Then there are elegies to lost causes, some big and institutional (“The Destruction of the Kola Superdeep Borehole Tower,” a monument for two decades to the deepest hole ever drilled), some small and personal (“Arguing With the Ghost of Peter Laughner About His Coney Island Baby Review,” a tribute to David Berman, whose return from self-imposed musical exile had been cause for huge celebration in our camp). “Before I Got There” declines to identify its victims, or the tragedy that’s befallen them. John writes in the liner notes that “if you’re looking for a governing theme here, it’s calamity, as all the songs are either anticipating one or reflecting one that’s already happened.”
There was, of course, calamity unfolding all around us as we made the album. I don’t remember what day it was—maybe when they suddenly cancelled the NBA season? Like, the day after the guy jokingly wiped all the pressroom microphones with his hand?—but I vividly recall waking up one morning and texting my wife that we might want to think twice about any nonessential household spending, as it was looking increasingly unlikely that I’d be going on tour in May after all. Like I say, we were pretty insulated in the studio, but our phones still worked, and I think you can hear the mounting sense of ambient panic manifest in the unpremeditatedly unhinged outros of “Slow Parts” and especially “Lizard Suit.”

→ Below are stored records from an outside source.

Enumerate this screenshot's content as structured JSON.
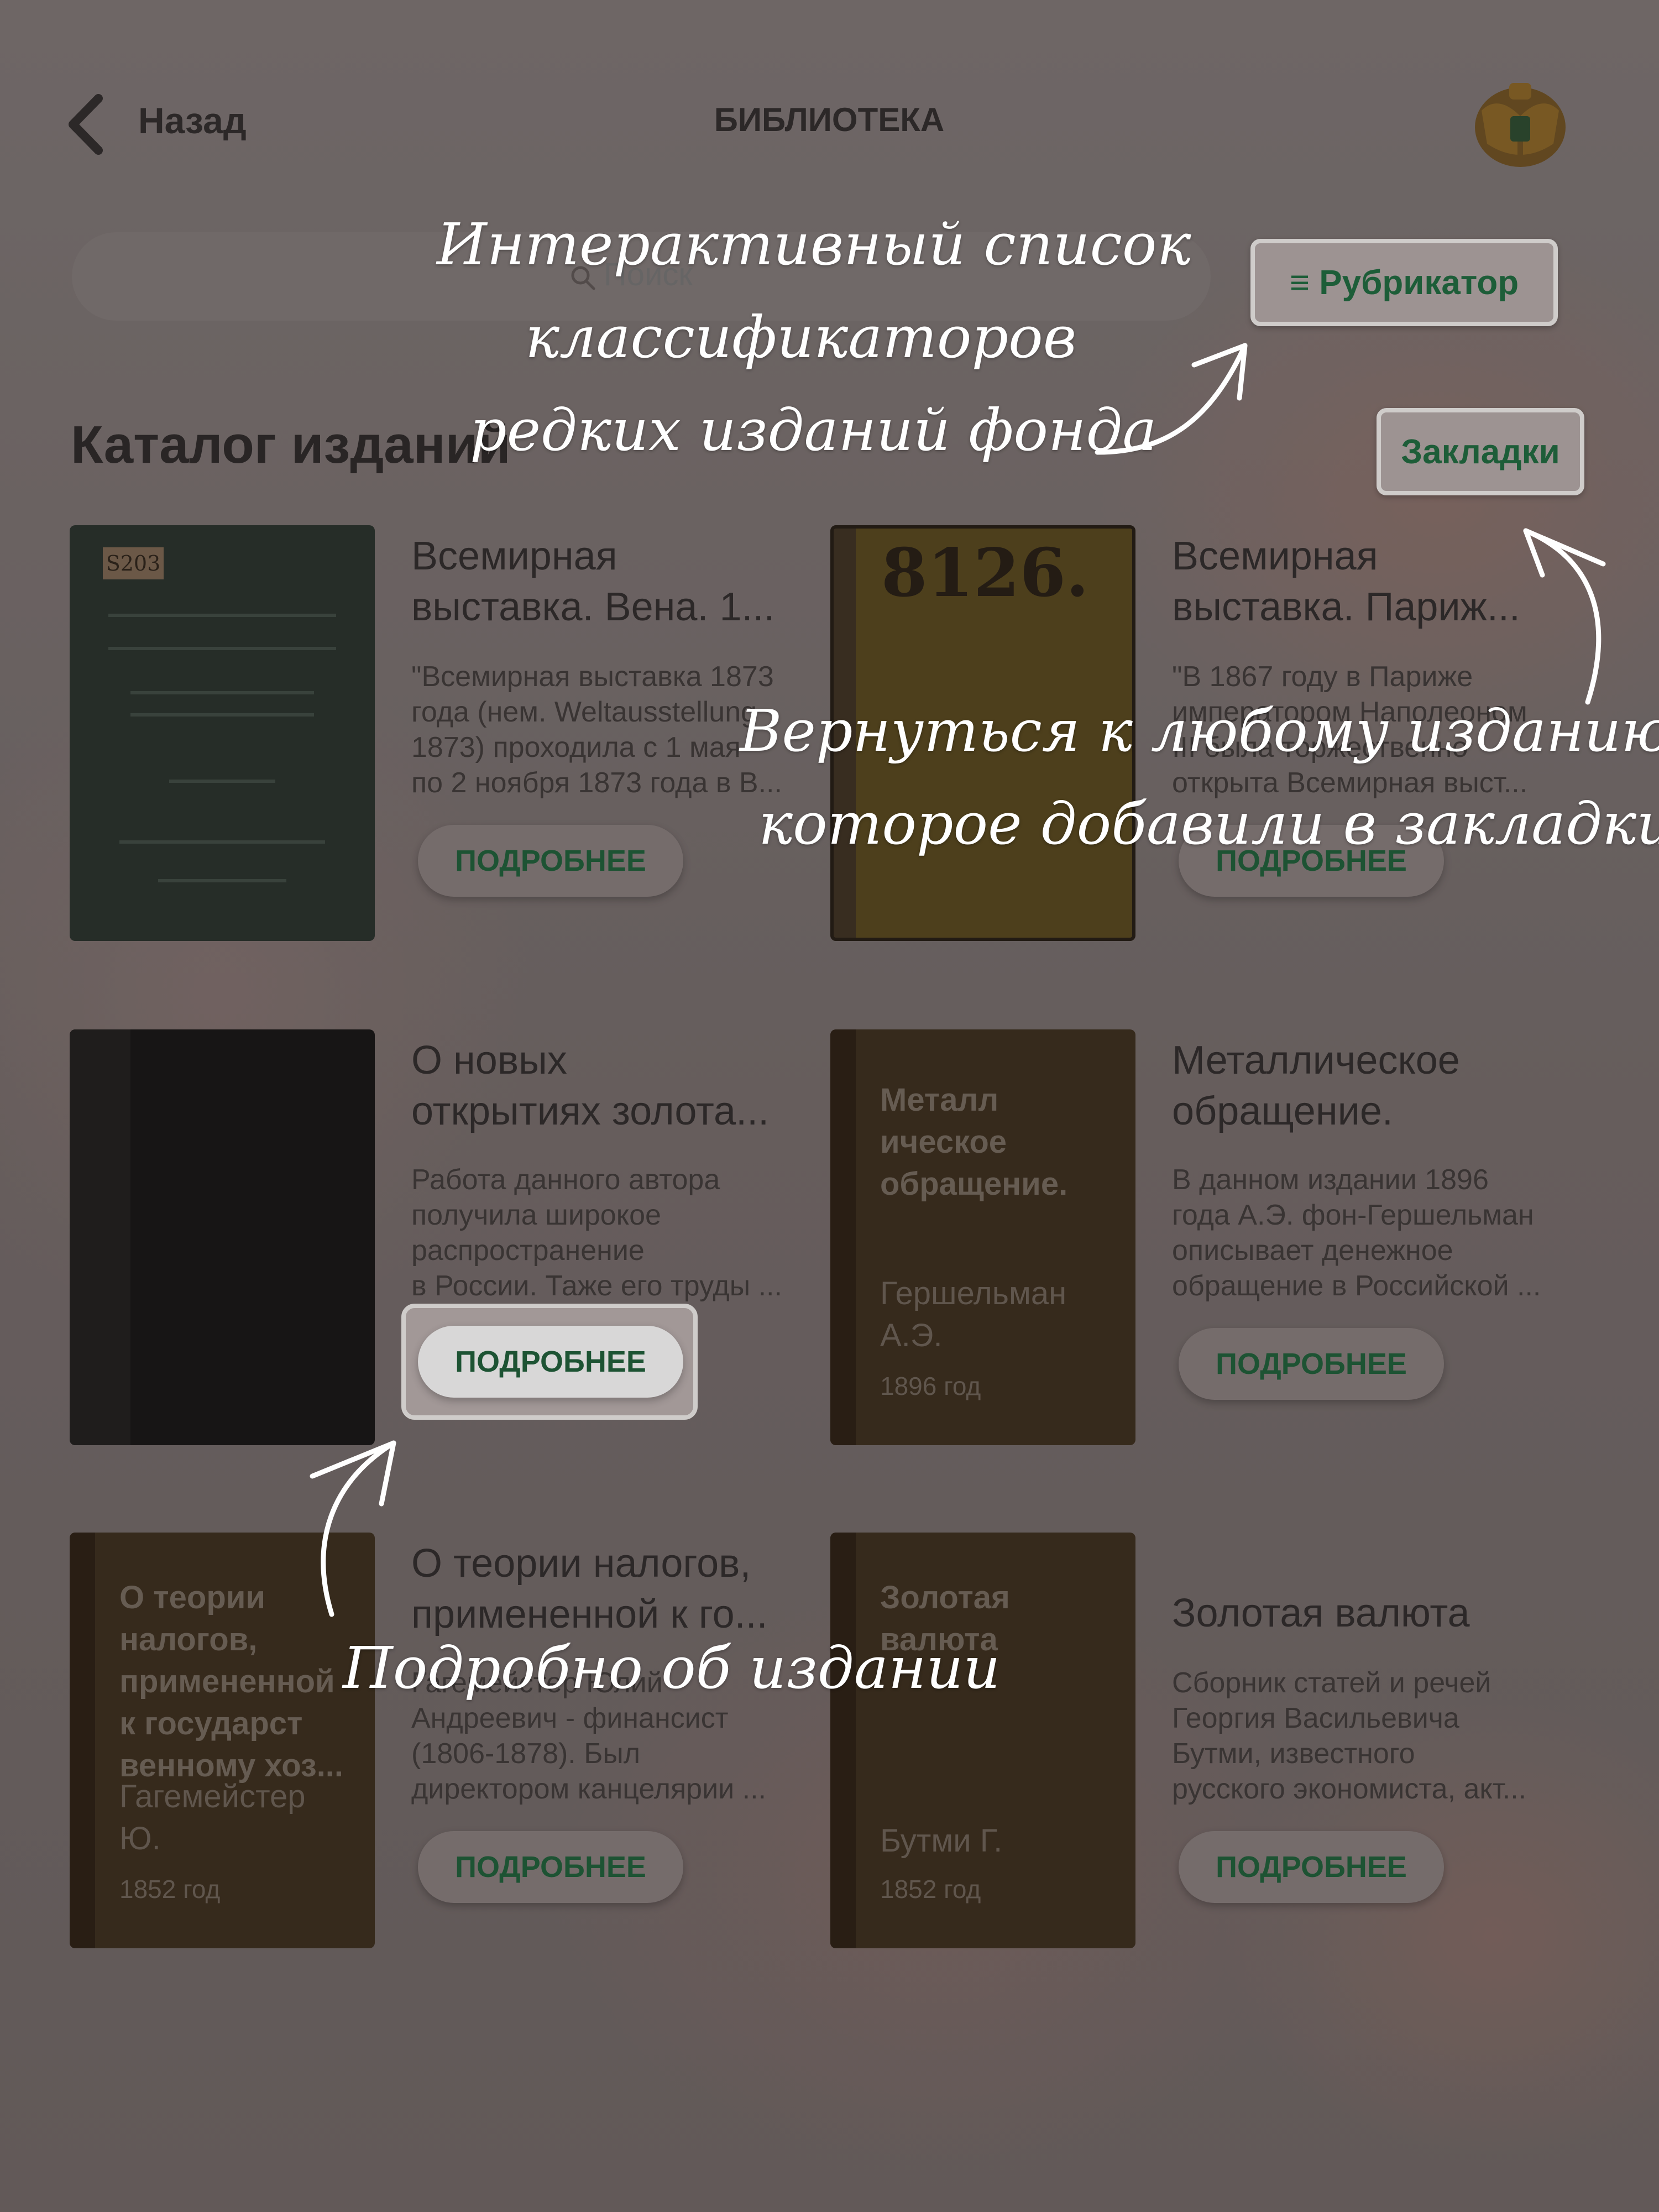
{
  "header": {
    "back_label": "Назад",
    "title": "БИБЛИОТЕКА"
  },
  "search": {
    "placeholder": "Поиск"
  },
  "toolbar": {
    "rubricator_label": "≡ Рубрикатор",
    "bookmarks_label": "Закладки"
  },
  "catalog": {
    "title": "Каталог изданий",
    "more_label": "ПОДРОБНЕЕ",
    "cards": [
      {
        "title_lines": [
          "Всемирная",
          "выставка. Вена. 1..."
        ],
        "desc_lines": [
          "\"Всемирная выставка 1873",
          "года (нем. Weltausstellung",
          "1873) проходила с 1 мая",
          "по 2 ноября 1873 года в В..."
        ],
        "cover_label": "S203"
      },
      {
        "title_lines": [
          "Всемирная",
          "выставка. Париж..."
        ],
        "desc_lines": [
          "\"В 1867 году в Париже",
          "императором Наполеоном",
          "III была торжественно",
          "открыта Всемирная выст..."
        ],
        "cover_label": "8126."
      },
      {
        "title_lines": [
          " О новых",
          "открытиях золота..."
        ],
        "desc_lines": [
          "Работа данного автора",
          "получила широкое",
          "распространение",
          "в России. Таже его труды ..."
        ]
      },
      {
        "title_lines": [
          "Металлическое",
          "обращение."
        ],
        "desc_lines": [
          "В данном издании 1896",
          "года А.Э. фон-Гершельман",
          "описывает денежное",
          "обращение в Российской ..."
        ],
        "cover_title_lines": [
          "Металл",
          "ическое",
          "обращение."
        ],
        "cover_author_lines": [
          "Гершельман",
          "А.Э."
        ],
        "cover_year": "1896 год"
      },
      {
        "title_lines": [
          " О теории налогов,",
          "примененной к го..."
        ],
        "desc_lines": [
          "Гагемейстер Юлий",
          "Андреевич - финансист",
          "(1806-1878). Был",
          "директором канцелярии ..."
        ],
        "cover_title_lines": [
          " О теории",
          "налогов,",
          "примененной",
          "к государст",
          "венному хоз..."
        ],
        "cover_author_lines": [
          "Гагемейстер",
          "Ю."
        ],
        "cover_year": "1852 год"
      },
      {
        "title_lines": [
          "Золотая валюта"
        ],
        "desc_lines": [
          "Сборник статей и речей",
          "Георгия Васильевича",
          "Бутми, известного",
          "русского экономиста, акт..."
        ],
        "cover_title_lines": [
          "Золотая",
          "валюта"
        ],
        "cover_author_lines": [
          "Бутми Г."
        ],
        "cover_year": "1852 год"
      }
    ]
  },
  "annotations": {
    "rubricator_note": [
      "Интерактивный список",
      "классификаторов",
      "редких изданий фонда"
    ],
    "bookmarks_note": [
      "Вернуться к любому изданию,",
      "которое добавили в закладки"
    ],
    "details_note": "Подробно об издании"
  },
  "colors": {
    "accent_green": "#1b6b3e",
    "annotation_text": "#ffffff"
  }
}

Album closer “Let Me Bathe in Demonic Light” was the last song we tracked, at the end of what had become an emotional couple of weeks. Like a lot of John’s lyrics, its mixture of specificity and ambiguity makes it easy to read one’s own story into it, and as we played I couldn’t help but hear its call to community—“Who’s coming with me?”—as describing us, and our “preordained place” being there, together, in that moment. Listening now, that coda strikes me as a giant exhale—all of the uncertainty and dread we’d individually been trying to keep a handle on released in one great collective heaving sigh. I drove back home on Sunday, March 15. There was no school or work for my wife or kid that Monday, and wouldn’t be again for a long while.
What does John say in the liner notes? “A moment in time.” Ha! That it was, my friend.
Half a million dead Americans later, I’m not sure what people will make of this album, to be honest. If it has an antecedent in the Mountain Goats catalog, I’d say it’s Get Lonely, the similarly restrained 2006 album that it took people a while to find their way into; producer Scott Solter memorably called it at the time “a root fire of a record.” One of the words that John used when we were talking about the direction for Dark in Here was “wild,” which I liked a lot. Not wild in the sense of abandon—these aren’t those kind of songs. But wild in the sense of something undomesticated, untamable. Wild like the immutability of nature, the way it will take back any piece of untended space as its own, whether amidst the AutoZones and Chick-fil-A’s of Muscle Shoals or among the ruins of a scientific outpost on the Kola Peninsula. Wild like the whale; like a powerful animal. Or a virus—the beast that awakes, emerges from a forest, and stops the world. You can fight the calamity all you want, but either way, it’s going to demand your surrender.